Republican tax bill breaks Senate rules, forcing a revote

The House of Representatives will need to revote on the final version of the Republican tax bill, after it was determined that certain provisions in that bill violate legislative rules.

The Senate Parliamentarian determined that three provisions in the House version of the Republican tax bill violated the Byrd rule, which is part of the regulations governing the legislature.

Among the provisions in violation was a proposal to allow 529 savings accounts to be used for home-schooling expenses. Also under review was part of the criteria used to determine whether endowments of private universities are subject to the bill’s excise tax component.

The provisions found to be in violation of the Byrd Rule can be removed from the conference report absent 60 votes to waive the rules.

House Majority Whip Steve Scalise even anticipated the parliamentarian’s ruling in a memo to GOP lawmakers.

“Members are advised that we expect Senate Democrats to insist on a Byrd Point of Order on the Conference Report to Accompany H.R. 1, which is likely to be sustained,” Scalise’s office said. “As such, Members are further advised that an additional procedural vote on the Motion to Concur is expected tomorrow morning, which will clear the bill for President Trump’s signature.”

In other words, the GOP pushed forward a bill that did not meet the standards of the U.S. government.

Democratic Senators Bernie Sanders — the ranking Democrat on the Budget Committee — and Ron Wyden, who is the ranking member of the Finance Committee, issued a joint statement regarding the Parliamentarian’s decision:

“In the mad dash to provide tax breaks for their billionaire campaign contributors, our Republican colleagues forgot to comply with the rules of the Senate. We applaud the parliamentarian for determining that three provisions in this disastrous bill are in violation of the Byrd rule. It is our intention to raise a point of order to remove these provisions from the conference report and require the House to vote on this bill again. Instead of providing tax breaks to the wealthiest people and most profitable corporations, we need to rebuild the disappearing middle class.”
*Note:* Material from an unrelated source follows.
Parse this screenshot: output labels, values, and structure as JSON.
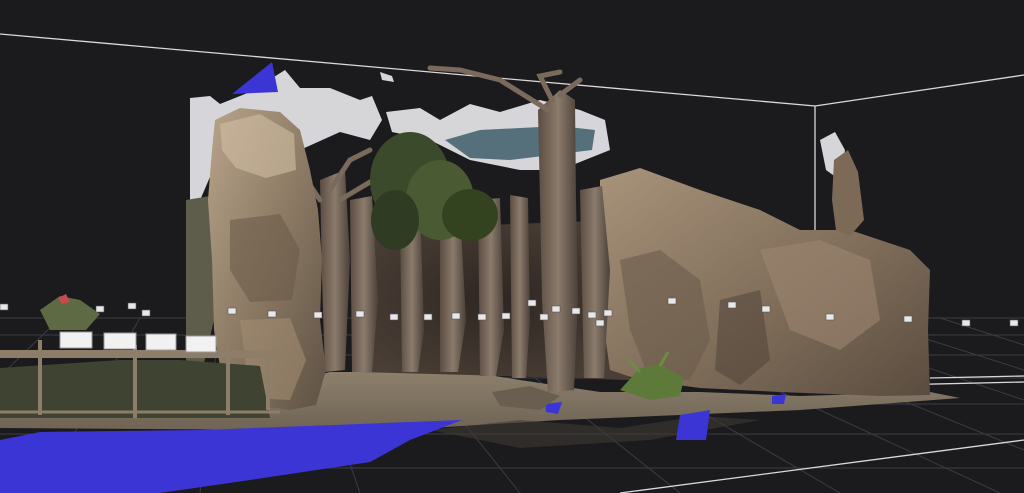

The House had initially passed their final tax plan earlier on Tuesday, and the Senate was slated to do the same Tuesday night. Now, the final vote is expected to take place on Wednesday.